WHAT NEEDS TO BE DONE: Set each entry down verbatim, omitting images.

MATERIAL FOR THIS EXERCISE:
________________

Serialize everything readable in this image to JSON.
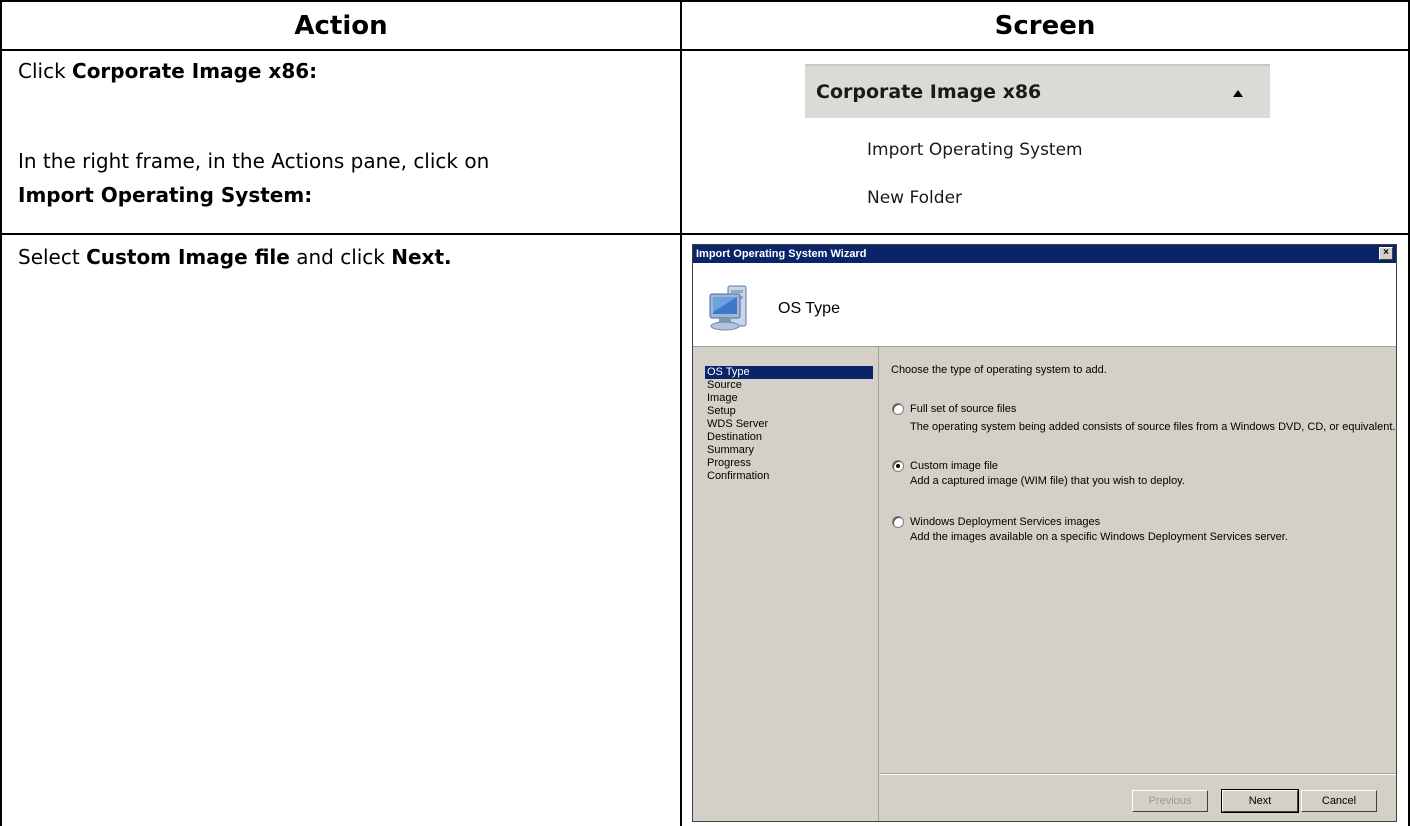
{
  "table": {
    "headers": [
      "Action",
      "Screen"
    ]
  },
  "row1": {
    "lines": [
      {
        "prefix": "Click  ",
        "bold": "Corporate Image x86:",
        "suffix": ""
      },
      {
        "prefix": "In the right frame, in the Actions pane, click on",
        "bold": "",
        "suffix": ""
      },
      {
        "prefix": "",
        "bold": "Import Operating System:",
        "suffix": ""
      }
    ]
  },
  "row2": {
    "parts": [
      "Select ",
      "Custom Image file",
      " and click ",
      "Next."
    ]
  },
  "actions_pane": {
    "title": "Corporate Image x86",
    "items": [
      "Import Operating System",
      "New Folder"
    ]
  },
  "wizard": {
    "title": "Import Operating System Wizard",
    "close": "×",
    "heading": "OS Type",
    "steps": [
      "OS Type",
      "Source",
      "Image",
      "Setup",
      "WDS Server",
      "Destination",
      "Summary",
      "Progress",
      "Confirmation"
    ],
    "active_step": 0,
    "prompt": "Choose the type of operating system to add.",
    "options": [
      {
        "label": "Full set of source files",
        "description": "The operating system being added consists of source files from a Windows DVD, CD, or equivalent.",
        "checked": false
      },
      {
        "label": "Custom image file",
        "description": "Add a captured image (WIM file) that you wish to deploy.",
        "checked": true
      },
      {
        "label": "Windows Deployment Services images",
        "description": "Add the images available on a specific Windows Deployment Services server.",
        "checked": false
      }
    ],
    "buttons": {
      "previous": "Previous",
      "next": "Next",
      "cancel": "Cancel"
    },
    "colors": {
      "titlebar": "#0a246a",
      "face": "#d4d0c8"
    }
  }
}
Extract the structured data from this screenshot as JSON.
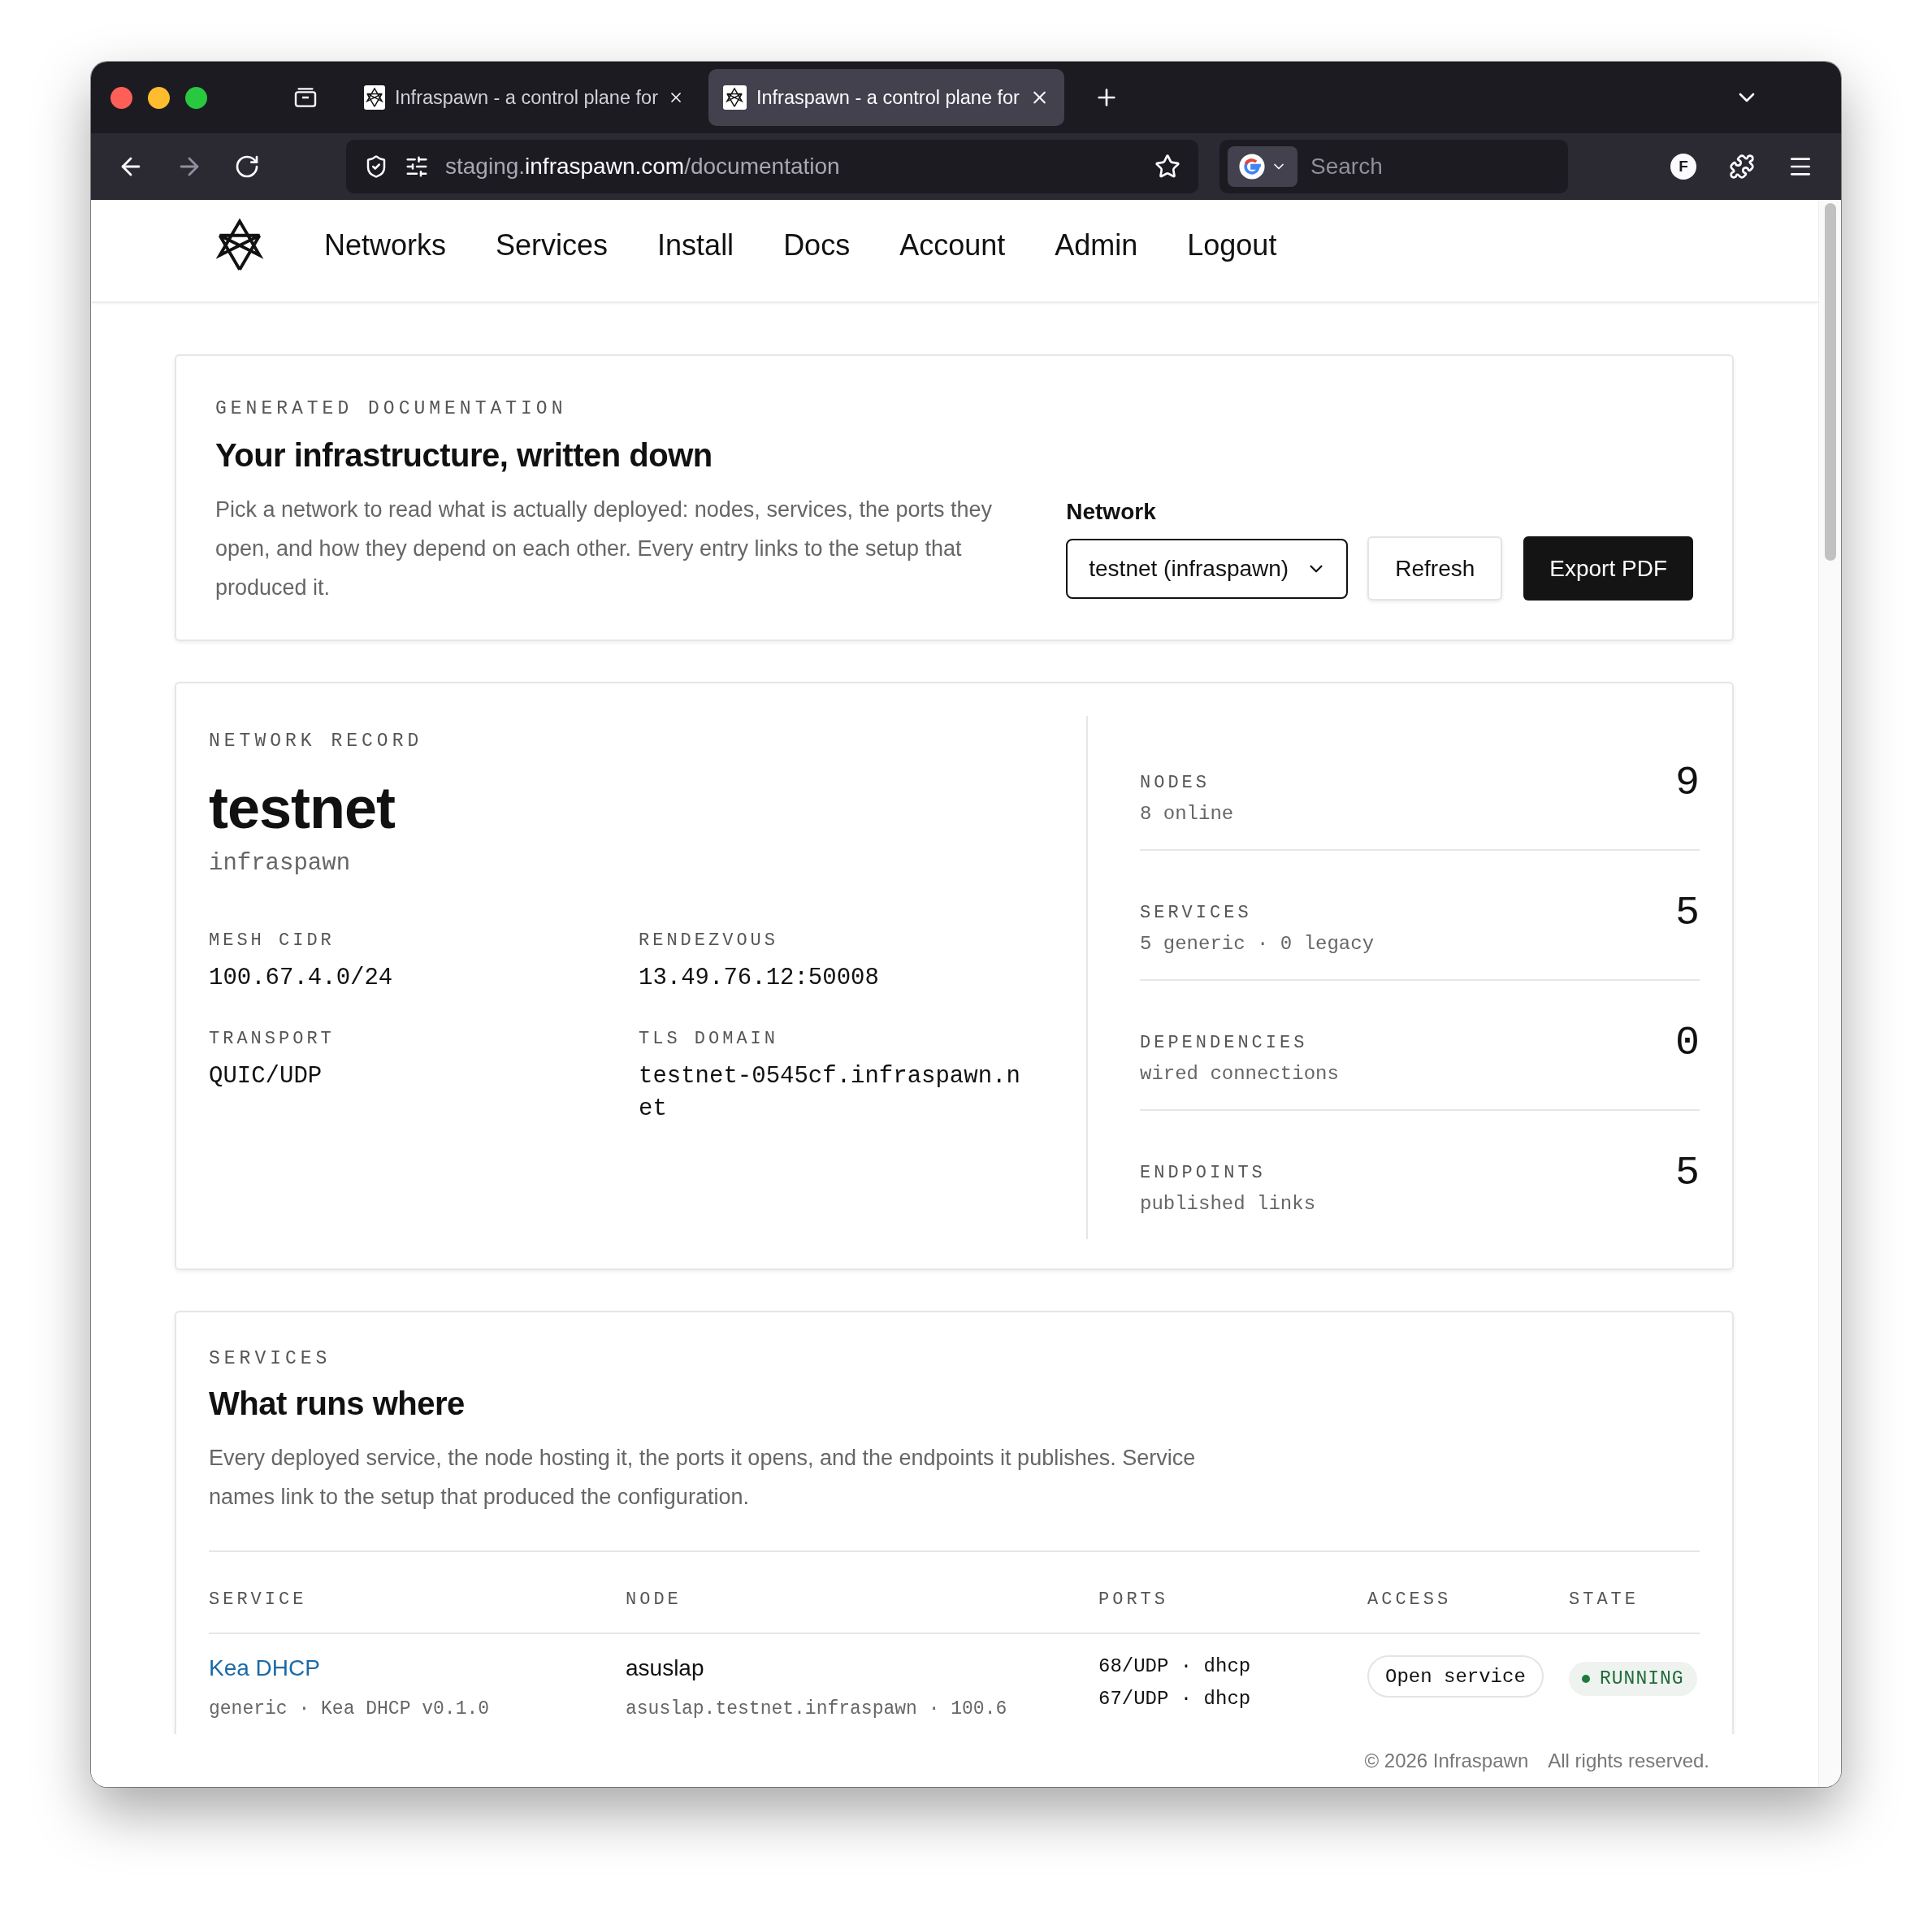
{
  "browser": {
    "tabs": [
      {
        "title": "Infraspawn - a control plane for",
        "selected": false
      },
      {
        "title": "Infraspawn - a control plane for",
        "selected": true
      }
    ],
    "url": {
      "prefix": "staging.",
      "domain": "infraspawn.com",
      "path": "/documentation"
    },
    "search_placeholder": "Search",
    "profile_initial": "F"
  },
  "nav": {
    "items": [
      "Networks",
      "Services",
      "Install",
      "Docs",
      "Account",
      "Admin",
      "Logout"
    ]
  },
  "intro": {
    "eyebrow": "GENERATED DOCUMENTATION",
    "title": "Your infrastructure, written down",
    "description": "Pick a network to read what is actually deployed: nodes, services, the ports they open, and how they depend on each other. Every entry links to the setup that produced it.",
    "network_label": "Network",
    "network_select": "testnet (infraspawn)",
    "buttons": [
      {
        "label": "Refresh",
        "kind": "secondary"
      },
      {
        "label": "Export PDF",
        "kind": "primary"
      }
    ]
  },
  "record": {
    "eyebrow": "NETWORK RECORD",
    "name": "testnet",
    "org": "infraspawn",
    "fields": [
      {
        "label": "MESH CIDR",
        "value": "100.67.4.0/24"
      },
      {
        "label": "RENDEZVOUS",
        "value": "13.49.76.12:50008"
      },
      {
        "label": "TRANSPORT",
        "value": "QUIC/UDP"
      },
      {
        "label": "TLS DOMAIN",
        "value": "testnet-0545cf.infraspawn.net"
      }
    ],
    "stats": [
      {
        "label": "NODES",
        "detail": "8 online",
        "value": "9"
      },
      {
        "label": "SERVICES",
        "detail": "5 generic · 0 legacy",
        "value": "5"
      },
      {
        "label": "DEPENDENCIES",
        "detail": "wired connections",
        "value": "0"
      },
      {
        "label": "ENDPOINTS",
        "detail": "published links",
        "value": "5"
      }
    ]
  },
  "services": {
    "eyebrow": "SERVICES",
    "title": "What runs where",
    "description": "Every deployed service, the node hosting it, the ports it opens, and the endpoints it publishes. Service names link to the setup that produced the configuration.",
    "table": {
      "columns": [
        "SERVICE",
        "NODE",
        "PORTS",
        "ACCESS",
        "STATE"
      ],
      "rows": [
        {
          "service": "Kea DHCP",
          "service_detail": "generic · Kea DHCP v0.1.0",
          "node": "asuslap",
          "node_detail": "asuslap.testnet.infraspawn · 100.6",
          "ports": [
            "68/UDP · dhcp",
            "67/UDP · dhcp"
          ],
          "access": [
            "Open service"
          ],
          "state": {
            "label": "RUNNING",
            "kind": "running"
          }
        }
      ]
    }
  },
  "footer": {
    "copyright": "© 2026 Infraspawn",
    "rights": "All rights reserved."
  }
}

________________

ANSWER FOR THE TASK:
Serialize everything readable in this image to JSON.
{
  "table": {
    "headers": [
      "Action",
      "Screen"
    ]
  },
  "row1": {
    "lines": [
      {
        "prefix": "Click  ",
        "bold": "Corporate Image x86:",
        "suffix": ""
      },
      {
        "prefix": "In the right frame, in the Actions pane, click on",
        "bold": "",
        "suffix": ""
      },
      {
        "prefix": "",
        "bold": "Import Operating System:",
        "suffix": ""
      }
    ]
  },
  "row2": {
    "parts": [
      "Select ",
      "Custom Image file",
      " and click ",
      "Next."
    ]
  },
  "actions_pane": {
    "title": "Corporate Image x86",
    "items": [
      "Import Operating System",
      "New Folder"
    ]
  },
  "wizard": {
    "title": "Import Operating System Wizard",
    "close": "×",
    "heading": "OS Type",
    "steps": [
      "OS Type",
      "Source",
      "Image",
      "Setup",
      "WDS Server",
      "Destination",
      "Summary",
      "Progress",
      "Confirmation"
    ],
    "active_step": 0,
    "prompt": "Choose the type of operating system to add.",
    "options": [
      {
        "label": "Full set of source files",
        "description": "The operating system being added consists of source files from a Windows DVD, CD, or equivalent.",
        "checked": false
      },
      {
        "label": "Custom image file",
        "description": "Add a captured image (WIM file) that you wish to deploy.",
        "checked": true
      },
      {
        "label": "Windows Deployment Services images",
        "description": "Add the images available on a specific Windows Deployment Services server.",
        "checked": false
      }
    ],
    "buttons": {
      "previous": "Previous",
      "next": "Next",
      "cancel": "Cancel"
    },
    "colors": {
      "titlebar": "#0a246a",
      "face": "#d4d0c8"
    }
  }
}
Extract the structured data from this screenshot as JSON.
{
  "browser": {
    "tabs": [
      {
        "title": "Infraspawn - a control plane for",
        "selected": false
      },
      {
        "title": "Infraspawn - a control plane for",
        "selected": true
      }
    ],
    "url": {
      "prefix": "staging.",
      "domain": "infraspawn.com",
      "path": "/documentation"
    },
    "search_placeholder": "Search",
    "profile_initial": "F"
  },
  "nav": {
    "items": [
      "Networks",
      "Services",
      "Install",
      "Docs",
      "Account",
      "Admin",
      "Logout"
    ]
  },
  "intro": {
    "eyebrow": "GENERATED DOCUMENTATION",
    "title": "Your infrastructure, written down",
    "description": "Pick a network to read what is actually deployed: nodes, services, the ports they open, and how they depend on each other. Every entry links to the setup that produced it.",
    "network_label": "Network",
    "network_select": "testnet (infraspawn)",
    "buttons": [
      {
        "label": "Refresh",
        "kind": "secondary"
      },
      {
        "label": "Export PDF",
        "kind": "primary"
      }
    ]
  },
  "record": {
    "eyebrow": "NETWORK RECORD",
    "name": "testnet",
    "org": "infraspawn",
    "fields": [
      {
        "label": "MESH CIDR",
        "value": "100.67.4.0/24"
      },
      {
        "label": "RENDEZVOUS",
        "value": "13.49.76.12:50008"
      },
      {
        "label": "TRANSPORT",
        "value": "QUIC/UDP"
      },
      {
        "label": "TLS DOMAIN",
        "value": "testnet-0545cf.infraspawn.net"
      }
    ],
    "stats": [
      {
        "label": "NODES",
        "detail": "8 online",
        "value": "9"
      },
      {
        "label": "SERVICES",
        "detail": "5 generic · 0 legacy",
        "value": "5"
      },
      {
        "label": "DEPENDENCIES",
        "detail": "wired connections",
        "value": "0"
      },
      {
        "label": "ENDPOINTS",
        "detail": "published links",
        "value": "5"
      }
    ]
  },
  "services": {
    "eyebrow": "SERVICES",
    "title": "What runs where",
    "description": "Every deployed service, the node hosting it, the ports it opens, and the endpoints it publishes. Service names link to the setup that produced the configuration.",
    "table": {
      "columns": [
        "SERVICE",
        "NODE",
        "PORTS",
        "ACCESS",
        "STATE"
      ],
      "rows": [
        {
          "service": "Kea DHCP",
          "service_detail": "generic · Kea DHCP v0.1.0",
          "node": "asuslap",
          "node_detail": "asuslap.testnet.infraspawn · 100.6",
          "ports": [
            "68/UDP · dhcp",
            "67/UDP · dhcp"
          ],
          "access": [
            "Open service"
          ],
          "state": {
            "label": "RUNNING",
            "kind": "running"
          }
        }
      ]
    }
  },
  "footer": {
    "copyright": "© 2026 Infraspawn",
    "rights": "All rights reserved."
  }
}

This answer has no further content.